According to a 2020 study by the Australian Bureau of Statistics, the average Australian household spends over $50 per week on electricity and gas. That’s $2,500 per year. For larger households, or those living in colder climes, the amount can be significantly more.
Whether you’re renting and saving a home deposit, or you’re paying a mortgage, it’s worth looking for ways to save on energy bills. Make a few small changes and watch the savings add up.
Here are five ways to keep those bills lower, whether you’re renting or own your own place.
If you’re saving for your home deposit or paying off a mortgage, a few small changes could lower your bills and get you there faster. Featured here: Illawarra Grand, Aurora Estate, Wollert.
1. Don’t over heat or over cool
Use your heating and cooling to keep your home at a comfortable temperature, not an extreme one. It’s tempting to turn your interior into a refrigerator in summer, or crank up the heat and wear t-shirts in winter. However, it can cost you dearly.
In winter, the recommendation for Victorians is to set your thermostat between 18 and 20 degrees. Over 20 degrees, your air conditioner has to work a lot harder, meaning you’ll add 10% to the bill for every extra degree of warmth.
In summer, set it to 24 degrees if you’re in SE Victoria, and up to 27 degrees if you live further north. Below that, the same equation applies. More summer energy saving tips can be found here.
2. Heat your body, not the room
Winter is when the bills really soar, especially in colder cities like Melbourne. Heating a whole house, especially today’s open plan designs, can get very expensive. Instead, think local.
Consider a heated blanket. Plug it in and snuggle under it on the couch. It will keep you toasty and warm where it matters.
When you’re up and moving about, thermal clothing is a great investment. It traps body warmth, stops icy breezes and is light and comfortable to wear under your clothes around the house. No more bulky coats!
At night, switch out linen or cotton sheets for flannel, add a thick quilt and consider a hot water bottle to take off the chill.
Stay warm during the cooler months without running up your electricity bill. Consider a heated blanket, thermal clothing, and thick quilted sheets.
3. Invest in energy efficient light bulbs
This is one of the easiest steps to take and can save considerable money.

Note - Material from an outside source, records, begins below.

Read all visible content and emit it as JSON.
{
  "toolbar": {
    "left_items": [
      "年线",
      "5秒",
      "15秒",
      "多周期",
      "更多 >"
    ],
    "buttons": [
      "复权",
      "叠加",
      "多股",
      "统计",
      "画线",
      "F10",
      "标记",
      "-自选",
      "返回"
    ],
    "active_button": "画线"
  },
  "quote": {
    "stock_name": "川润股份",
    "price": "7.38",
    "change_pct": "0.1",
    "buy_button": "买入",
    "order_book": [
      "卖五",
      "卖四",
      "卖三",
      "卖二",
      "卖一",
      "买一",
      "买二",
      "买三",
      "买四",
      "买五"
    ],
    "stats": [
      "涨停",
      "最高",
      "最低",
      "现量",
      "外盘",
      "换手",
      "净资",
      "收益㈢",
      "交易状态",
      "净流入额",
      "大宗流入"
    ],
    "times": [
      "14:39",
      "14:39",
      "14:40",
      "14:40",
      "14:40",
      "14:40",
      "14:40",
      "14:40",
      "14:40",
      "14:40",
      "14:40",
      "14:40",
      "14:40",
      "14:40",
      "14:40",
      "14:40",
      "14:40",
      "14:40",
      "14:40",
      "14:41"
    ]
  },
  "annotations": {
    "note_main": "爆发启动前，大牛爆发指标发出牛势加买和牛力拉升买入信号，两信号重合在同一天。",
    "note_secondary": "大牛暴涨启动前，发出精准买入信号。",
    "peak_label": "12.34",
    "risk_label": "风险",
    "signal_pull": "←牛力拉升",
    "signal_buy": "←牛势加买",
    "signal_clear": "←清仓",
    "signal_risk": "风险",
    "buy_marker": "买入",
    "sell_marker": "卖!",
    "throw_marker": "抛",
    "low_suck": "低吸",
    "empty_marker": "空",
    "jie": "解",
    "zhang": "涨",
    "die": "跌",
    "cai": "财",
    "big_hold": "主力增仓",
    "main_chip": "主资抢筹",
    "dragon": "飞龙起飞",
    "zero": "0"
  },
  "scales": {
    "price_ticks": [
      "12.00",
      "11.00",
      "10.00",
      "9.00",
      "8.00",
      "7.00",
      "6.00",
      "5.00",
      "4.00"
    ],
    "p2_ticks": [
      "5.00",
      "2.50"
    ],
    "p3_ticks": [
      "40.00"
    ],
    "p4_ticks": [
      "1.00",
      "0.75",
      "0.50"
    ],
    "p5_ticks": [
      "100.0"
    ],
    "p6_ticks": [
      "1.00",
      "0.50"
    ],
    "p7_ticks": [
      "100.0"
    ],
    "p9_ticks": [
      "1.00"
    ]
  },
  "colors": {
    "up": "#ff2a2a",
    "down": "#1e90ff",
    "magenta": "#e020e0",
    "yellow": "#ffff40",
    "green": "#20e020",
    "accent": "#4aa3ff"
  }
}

Old-style incandescent or halogen light bulbs use up to 75% more electricity than compact fluorescent light (CFL) options.
Energy-efficient bulbs do cost a little more to buy, but they also last far longer before they need to be replaced. Investing a few extra dollars at the outset can be well worth it over time.

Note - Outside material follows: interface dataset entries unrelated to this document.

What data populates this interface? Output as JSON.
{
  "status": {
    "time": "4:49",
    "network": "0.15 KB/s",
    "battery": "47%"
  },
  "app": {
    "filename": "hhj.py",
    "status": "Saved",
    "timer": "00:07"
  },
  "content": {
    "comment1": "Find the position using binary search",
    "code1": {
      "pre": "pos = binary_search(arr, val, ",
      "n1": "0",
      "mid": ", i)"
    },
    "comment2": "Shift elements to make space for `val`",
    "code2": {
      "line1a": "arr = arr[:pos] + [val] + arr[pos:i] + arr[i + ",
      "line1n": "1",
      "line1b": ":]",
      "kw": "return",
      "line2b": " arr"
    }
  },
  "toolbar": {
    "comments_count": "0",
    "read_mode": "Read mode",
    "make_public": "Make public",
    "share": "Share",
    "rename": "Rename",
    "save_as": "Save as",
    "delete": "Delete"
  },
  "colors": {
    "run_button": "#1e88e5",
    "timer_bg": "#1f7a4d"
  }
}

4. Be water wise
Heating your water to a higher temperature than required can cost you. If you have a storage hot water system, your water temperature must be at least 60 degrees to ward off Legionella bacteria, but it doesn’t need to be any hotter than that. For continuous flow systems, 50 degrees is more than adequate.
Most hot water systems allow you to adjust the thermostat yourself, although a few require your plumber to come and help. If you can do so, consider lowering the water temperature and saving some money.
Where possible, minimise your use of hot water. Some tips include:
Take steps to minimize your hot water usage and consider lowering your water temperature to save money.
5. Say no to stand by
Most of us leave our appliances on standby mode when they’re not actively in use. But did you know that standby power is responsible for up to 10% of your power bill?
Make a habit of switching everything off before you go to bed for some easy savings. A smart power board can help make this task easier, by letting you set a timer to switch off standby electricity at a given time of night.
By making a series of little changes, you can do a lot to save on energy bills. Get started today and take the pressure off your budget.